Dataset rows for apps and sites
··········
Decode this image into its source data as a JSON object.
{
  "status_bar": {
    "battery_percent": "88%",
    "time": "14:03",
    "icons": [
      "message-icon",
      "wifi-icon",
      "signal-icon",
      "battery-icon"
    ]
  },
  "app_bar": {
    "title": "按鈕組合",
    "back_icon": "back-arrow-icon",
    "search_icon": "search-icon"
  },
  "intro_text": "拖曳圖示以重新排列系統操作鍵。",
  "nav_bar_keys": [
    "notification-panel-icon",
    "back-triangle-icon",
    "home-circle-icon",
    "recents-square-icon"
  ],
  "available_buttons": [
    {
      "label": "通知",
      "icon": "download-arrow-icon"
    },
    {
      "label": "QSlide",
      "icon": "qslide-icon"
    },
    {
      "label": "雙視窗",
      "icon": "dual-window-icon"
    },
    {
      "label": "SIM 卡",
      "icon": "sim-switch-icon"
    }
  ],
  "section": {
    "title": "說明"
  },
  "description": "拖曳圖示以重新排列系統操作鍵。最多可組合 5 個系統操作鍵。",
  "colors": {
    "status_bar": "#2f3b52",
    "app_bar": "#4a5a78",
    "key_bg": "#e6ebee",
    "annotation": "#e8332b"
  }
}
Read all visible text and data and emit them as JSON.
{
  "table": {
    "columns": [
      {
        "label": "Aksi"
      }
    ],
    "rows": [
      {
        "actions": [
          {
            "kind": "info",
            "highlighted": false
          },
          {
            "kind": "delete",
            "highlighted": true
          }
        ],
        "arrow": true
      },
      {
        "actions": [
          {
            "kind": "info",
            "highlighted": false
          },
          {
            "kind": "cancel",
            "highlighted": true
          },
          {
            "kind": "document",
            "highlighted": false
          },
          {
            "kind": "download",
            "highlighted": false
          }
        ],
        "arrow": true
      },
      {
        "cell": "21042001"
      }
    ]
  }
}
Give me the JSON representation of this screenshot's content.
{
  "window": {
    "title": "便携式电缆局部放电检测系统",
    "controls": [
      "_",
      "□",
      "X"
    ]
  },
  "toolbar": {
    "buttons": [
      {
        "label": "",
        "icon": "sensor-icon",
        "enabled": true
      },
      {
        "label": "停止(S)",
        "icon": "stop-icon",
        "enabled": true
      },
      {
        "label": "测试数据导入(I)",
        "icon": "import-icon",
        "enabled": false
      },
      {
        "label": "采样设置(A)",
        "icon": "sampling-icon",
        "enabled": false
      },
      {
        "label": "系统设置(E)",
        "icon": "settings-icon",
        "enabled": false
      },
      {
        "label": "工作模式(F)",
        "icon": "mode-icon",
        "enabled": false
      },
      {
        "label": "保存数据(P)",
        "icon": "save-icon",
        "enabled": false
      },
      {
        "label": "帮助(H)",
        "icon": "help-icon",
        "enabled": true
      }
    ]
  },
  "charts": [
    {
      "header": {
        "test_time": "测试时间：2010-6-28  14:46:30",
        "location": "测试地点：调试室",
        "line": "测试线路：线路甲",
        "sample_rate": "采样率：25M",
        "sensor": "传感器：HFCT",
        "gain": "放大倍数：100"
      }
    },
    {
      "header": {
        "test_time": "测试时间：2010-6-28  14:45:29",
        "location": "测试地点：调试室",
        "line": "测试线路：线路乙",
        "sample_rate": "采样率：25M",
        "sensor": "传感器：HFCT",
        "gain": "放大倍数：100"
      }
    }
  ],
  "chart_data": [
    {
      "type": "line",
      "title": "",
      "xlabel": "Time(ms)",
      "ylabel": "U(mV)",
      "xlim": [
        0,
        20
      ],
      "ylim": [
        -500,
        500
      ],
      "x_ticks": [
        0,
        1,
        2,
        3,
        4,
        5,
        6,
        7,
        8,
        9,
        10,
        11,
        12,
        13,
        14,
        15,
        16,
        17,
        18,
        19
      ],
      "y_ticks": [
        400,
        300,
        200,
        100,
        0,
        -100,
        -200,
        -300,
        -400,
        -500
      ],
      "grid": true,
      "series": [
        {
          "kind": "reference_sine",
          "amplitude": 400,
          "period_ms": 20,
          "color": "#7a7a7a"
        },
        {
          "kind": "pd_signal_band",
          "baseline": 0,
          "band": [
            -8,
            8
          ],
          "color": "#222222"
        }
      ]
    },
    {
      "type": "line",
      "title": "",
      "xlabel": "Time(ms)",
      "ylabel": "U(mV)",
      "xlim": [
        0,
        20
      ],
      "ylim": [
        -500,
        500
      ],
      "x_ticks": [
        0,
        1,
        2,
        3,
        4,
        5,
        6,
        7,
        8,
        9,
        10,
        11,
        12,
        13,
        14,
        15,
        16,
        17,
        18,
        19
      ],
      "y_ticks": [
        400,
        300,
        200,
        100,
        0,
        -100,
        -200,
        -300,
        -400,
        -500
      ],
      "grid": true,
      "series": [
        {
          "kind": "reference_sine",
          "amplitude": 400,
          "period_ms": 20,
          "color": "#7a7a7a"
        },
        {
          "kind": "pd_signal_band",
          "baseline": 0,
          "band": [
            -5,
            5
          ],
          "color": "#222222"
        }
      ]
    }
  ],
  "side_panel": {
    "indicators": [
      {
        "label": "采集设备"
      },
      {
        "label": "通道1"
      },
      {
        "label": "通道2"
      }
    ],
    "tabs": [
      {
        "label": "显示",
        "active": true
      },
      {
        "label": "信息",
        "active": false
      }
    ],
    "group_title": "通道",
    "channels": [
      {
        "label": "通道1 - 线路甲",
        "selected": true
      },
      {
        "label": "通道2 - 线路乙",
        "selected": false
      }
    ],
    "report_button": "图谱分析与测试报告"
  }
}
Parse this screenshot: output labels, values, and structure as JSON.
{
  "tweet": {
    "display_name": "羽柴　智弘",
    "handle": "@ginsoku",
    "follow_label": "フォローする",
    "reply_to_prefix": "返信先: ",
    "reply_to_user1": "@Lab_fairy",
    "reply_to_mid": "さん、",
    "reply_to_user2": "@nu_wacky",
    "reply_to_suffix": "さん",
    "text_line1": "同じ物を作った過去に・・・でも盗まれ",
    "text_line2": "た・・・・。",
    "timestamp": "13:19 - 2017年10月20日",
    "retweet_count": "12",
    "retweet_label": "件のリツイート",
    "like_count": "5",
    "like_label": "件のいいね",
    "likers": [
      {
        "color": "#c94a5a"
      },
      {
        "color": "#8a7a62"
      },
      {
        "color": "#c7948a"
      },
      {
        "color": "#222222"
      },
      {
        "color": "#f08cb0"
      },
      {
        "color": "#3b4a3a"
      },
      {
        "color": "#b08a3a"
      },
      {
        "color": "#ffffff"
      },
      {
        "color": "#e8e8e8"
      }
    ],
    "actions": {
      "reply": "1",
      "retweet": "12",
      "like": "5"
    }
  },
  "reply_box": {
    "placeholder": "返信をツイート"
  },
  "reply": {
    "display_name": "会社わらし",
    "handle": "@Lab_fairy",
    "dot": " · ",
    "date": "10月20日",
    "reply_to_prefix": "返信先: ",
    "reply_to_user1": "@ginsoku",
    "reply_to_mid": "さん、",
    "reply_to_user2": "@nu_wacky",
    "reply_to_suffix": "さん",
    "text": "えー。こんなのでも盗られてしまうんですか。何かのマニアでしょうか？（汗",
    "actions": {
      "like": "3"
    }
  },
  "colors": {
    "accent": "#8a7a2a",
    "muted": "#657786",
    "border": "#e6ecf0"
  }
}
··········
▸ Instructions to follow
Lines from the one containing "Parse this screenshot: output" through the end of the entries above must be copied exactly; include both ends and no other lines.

▸ Written answer
Parse this screenshot: output labels, values, and structure as JSON.
{
  "tweet": {
    "display_name": "羽柴　智弘",
    "handle": "@ginsoku",
    "follow_label": "フォローする",
    "reply_to_prefix": "返信先: ",
    "reply_to_user1": "@Lab_fairy",
    "reply_to_mid": "さん、",
    "reply_to_user2": "@nu_wacky",
    "reply_to_suffix": "さん",
    "text_line1": "同じ物を作った過去に・・・でも盗まれ",
    "text_line2": "た・・・・。",
    "timestamp": "13:19 - 2017年10月20日",
    "retweet_count": "12",
    "retweet_label": "件のリツイート",
    "like_count": "5",
    "like_label": "件のいいね",
    "likers": [
      {
        "color": "#c94a5a"
      },
      {
        "color": "#8a7a62"
      },
      {
        "color": "#c7948a"
      },
      {
        "color": "#222222"
      },
      {
        "color": "#f08cb0"
      },
      {
        "color": "#3b4a3a"
      },
      {
        "color": "#b08a3a"
      },
      {
        "color": "#ffffff"
      },
      {
        "color": "#e8e8e8"
      }
    ],
    "actions": {
      "reply": "1",
      "retweet": "12",
      "like": "5"
    }
  },
  "reply_box": {
    "placeholder": "返信をツイート"
  },
  "reply": {
    "display_name": "会社わらし",
    "handle": "@Lab_fairy",
    "dot": " · ",
    "date": "10月20日",
    "reply_to_prefix": "返信先: ",
    "reply_to_user1": "@ginsoku",
    "reply_to_mid": "さん、",
    "reply_to_user2": "@nu_wacky",
    "reply_to_suffix": "さん",
    "text": "えー。こんなのでも盗られてしまうんですか。何かのマニアでしょうか？（汗",
    "actions": {
      "like": "3"
    }
  },
  "colors": {
    "accent": "#8a7a2a",
    "muted": "#657786",
    "border": "#e6ecf0"
  }
}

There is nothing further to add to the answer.